[[ DATA TO PROCESS, beginning ]]

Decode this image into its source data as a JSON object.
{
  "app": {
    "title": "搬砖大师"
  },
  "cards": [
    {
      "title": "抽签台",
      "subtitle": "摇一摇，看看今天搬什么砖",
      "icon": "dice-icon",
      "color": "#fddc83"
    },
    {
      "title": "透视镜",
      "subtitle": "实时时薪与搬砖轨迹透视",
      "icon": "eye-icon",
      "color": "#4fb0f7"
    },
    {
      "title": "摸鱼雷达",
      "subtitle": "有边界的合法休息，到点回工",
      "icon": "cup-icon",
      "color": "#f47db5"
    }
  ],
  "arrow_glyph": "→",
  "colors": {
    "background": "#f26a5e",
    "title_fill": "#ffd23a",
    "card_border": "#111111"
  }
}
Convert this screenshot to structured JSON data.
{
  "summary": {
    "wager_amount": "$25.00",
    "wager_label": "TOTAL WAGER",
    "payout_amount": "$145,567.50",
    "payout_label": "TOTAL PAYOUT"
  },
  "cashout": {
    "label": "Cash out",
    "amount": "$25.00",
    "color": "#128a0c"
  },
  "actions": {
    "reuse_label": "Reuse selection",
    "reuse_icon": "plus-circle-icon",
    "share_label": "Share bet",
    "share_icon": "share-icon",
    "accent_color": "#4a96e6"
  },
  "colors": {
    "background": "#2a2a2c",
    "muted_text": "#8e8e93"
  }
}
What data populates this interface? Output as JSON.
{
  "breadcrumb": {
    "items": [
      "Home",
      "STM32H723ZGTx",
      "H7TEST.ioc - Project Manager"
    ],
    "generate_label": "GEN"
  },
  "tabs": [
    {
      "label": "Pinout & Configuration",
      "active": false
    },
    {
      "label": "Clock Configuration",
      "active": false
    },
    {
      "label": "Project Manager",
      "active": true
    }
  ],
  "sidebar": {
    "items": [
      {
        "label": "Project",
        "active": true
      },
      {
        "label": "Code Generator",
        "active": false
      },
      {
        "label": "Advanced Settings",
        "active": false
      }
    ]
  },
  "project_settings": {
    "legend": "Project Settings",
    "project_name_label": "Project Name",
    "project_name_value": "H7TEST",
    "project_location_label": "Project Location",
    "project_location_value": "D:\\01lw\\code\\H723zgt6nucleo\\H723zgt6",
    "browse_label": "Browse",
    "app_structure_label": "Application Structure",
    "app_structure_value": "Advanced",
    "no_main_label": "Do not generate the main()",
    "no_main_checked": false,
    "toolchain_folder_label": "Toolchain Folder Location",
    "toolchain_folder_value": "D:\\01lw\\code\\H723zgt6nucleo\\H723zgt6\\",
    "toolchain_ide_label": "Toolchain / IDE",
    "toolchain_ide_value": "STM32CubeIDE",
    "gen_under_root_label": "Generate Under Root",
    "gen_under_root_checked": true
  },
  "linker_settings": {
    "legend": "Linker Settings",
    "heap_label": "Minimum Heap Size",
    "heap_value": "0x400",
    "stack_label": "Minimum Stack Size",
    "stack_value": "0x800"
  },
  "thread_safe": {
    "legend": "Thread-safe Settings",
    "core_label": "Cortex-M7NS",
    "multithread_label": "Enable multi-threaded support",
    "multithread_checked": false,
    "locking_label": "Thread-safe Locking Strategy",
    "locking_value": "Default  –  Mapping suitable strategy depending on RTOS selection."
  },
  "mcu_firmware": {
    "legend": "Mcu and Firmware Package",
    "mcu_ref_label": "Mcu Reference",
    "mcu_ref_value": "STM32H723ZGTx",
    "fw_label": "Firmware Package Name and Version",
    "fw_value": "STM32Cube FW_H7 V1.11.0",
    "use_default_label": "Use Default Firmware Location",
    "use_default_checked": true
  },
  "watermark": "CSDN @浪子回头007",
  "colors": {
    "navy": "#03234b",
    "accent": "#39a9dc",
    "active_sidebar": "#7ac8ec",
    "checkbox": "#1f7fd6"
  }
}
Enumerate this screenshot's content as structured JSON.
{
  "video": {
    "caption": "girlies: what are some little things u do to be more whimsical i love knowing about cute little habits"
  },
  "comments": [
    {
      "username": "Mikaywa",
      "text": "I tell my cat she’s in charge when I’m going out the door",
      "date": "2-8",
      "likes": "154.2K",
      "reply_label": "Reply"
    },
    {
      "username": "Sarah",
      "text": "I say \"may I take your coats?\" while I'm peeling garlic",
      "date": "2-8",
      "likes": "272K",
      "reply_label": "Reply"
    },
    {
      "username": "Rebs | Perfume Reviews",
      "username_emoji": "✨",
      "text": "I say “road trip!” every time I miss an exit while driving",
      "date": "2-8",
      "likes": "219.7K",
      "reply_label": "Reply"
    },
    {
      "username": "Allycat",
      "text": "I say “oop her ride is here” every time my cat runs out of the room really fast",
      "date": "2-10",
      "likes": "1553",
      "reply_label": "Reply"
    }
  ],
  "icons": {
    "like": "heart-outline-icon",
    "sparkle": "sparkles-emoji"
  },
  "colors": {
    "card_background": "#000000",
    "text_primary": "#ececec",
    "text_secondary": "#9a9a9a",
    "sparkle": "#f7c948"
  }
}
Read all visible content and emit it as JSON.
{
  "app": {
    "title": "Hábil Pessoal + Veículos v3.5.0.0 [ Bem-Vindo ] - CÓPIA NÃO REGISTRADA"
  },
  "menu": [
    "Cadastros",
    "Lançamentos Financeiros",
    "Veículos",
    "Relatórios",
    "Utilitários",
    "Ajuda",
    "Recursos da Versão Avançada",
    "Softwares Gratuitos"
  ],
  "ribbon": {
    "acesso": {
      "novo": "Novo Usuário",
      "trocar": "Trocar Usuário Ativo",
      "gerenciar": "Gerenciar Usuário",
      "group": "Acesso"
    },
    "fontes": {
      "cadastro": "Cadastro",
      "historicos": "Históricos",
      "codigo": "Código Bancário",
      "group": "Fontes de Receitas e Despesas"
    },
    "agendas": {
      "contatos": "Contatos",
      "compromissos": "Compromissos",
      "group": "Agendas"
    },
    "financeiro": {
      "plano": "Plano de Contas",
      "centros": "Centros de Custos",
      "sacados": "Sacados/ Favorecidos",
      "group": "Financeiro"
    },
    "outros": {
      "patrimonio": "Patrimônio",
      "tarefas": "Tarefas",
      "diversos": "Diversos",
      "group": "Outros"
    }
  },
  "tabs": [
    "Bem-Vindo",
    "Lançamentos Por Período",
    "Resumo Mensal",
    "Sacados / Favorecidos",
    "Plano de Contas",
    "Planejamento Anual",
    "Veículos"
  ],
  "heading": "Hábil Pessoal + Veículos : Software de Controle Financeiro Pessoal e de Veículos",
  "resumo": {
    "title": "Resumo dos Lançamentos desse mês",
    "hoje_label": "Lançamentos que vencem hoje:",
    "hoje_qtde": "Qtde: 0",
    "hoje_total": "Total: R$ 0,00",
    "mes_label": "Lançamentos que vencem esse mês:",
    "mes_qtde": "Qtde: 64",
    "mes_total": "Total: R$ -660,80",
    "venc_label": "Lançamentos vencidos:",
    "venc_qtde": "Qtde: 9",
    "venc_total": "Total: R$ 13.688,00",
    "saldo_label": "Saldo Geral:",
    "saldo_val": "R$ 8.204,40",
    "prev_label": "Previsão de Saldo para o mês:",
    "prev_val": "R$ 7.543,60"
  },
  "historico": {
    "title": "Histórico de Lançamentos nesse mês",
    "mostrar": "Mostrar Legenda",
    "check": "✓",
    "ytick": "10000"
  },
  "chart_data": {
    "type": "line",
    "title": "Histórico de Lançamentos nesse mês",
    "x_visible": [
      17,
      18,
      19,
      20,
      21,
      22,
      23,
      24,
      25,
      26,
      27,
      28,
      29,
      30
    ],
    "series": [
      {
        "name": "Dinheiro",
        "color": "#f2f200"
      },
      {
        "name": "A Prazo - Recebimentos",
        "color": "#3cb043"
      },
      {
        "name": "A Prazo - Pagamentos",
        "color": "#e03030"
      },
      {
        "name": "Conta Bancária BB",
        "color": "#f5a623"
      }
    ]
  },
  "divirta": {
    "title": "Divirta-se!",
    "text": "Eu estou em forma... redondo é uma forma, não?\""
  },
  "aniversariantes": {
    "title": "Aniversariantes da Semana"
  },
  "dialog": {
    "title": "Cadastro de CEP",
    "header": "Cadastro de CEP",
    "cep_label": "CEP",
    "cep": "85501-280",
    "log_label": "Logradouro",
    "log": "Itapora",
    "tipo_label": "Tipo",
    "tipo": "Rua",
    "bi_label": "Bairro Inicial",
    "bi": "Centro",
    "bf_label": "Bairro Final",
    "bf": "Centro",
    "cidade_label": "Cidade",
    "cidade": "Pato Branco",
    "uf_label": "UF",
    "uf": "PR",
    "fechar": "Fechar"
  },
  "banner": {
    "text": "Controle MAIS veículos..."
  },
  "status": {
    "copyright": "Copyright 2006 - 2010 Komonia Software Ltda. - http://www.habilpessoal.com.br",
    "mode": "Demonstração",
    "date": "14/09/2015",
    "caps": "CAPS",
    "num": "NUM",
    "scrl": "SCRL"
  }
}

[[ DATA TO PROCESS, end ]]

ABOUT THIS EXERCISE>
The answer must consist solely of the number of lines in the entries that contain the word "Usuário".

RESULT FOR THIS EXERCISE>
3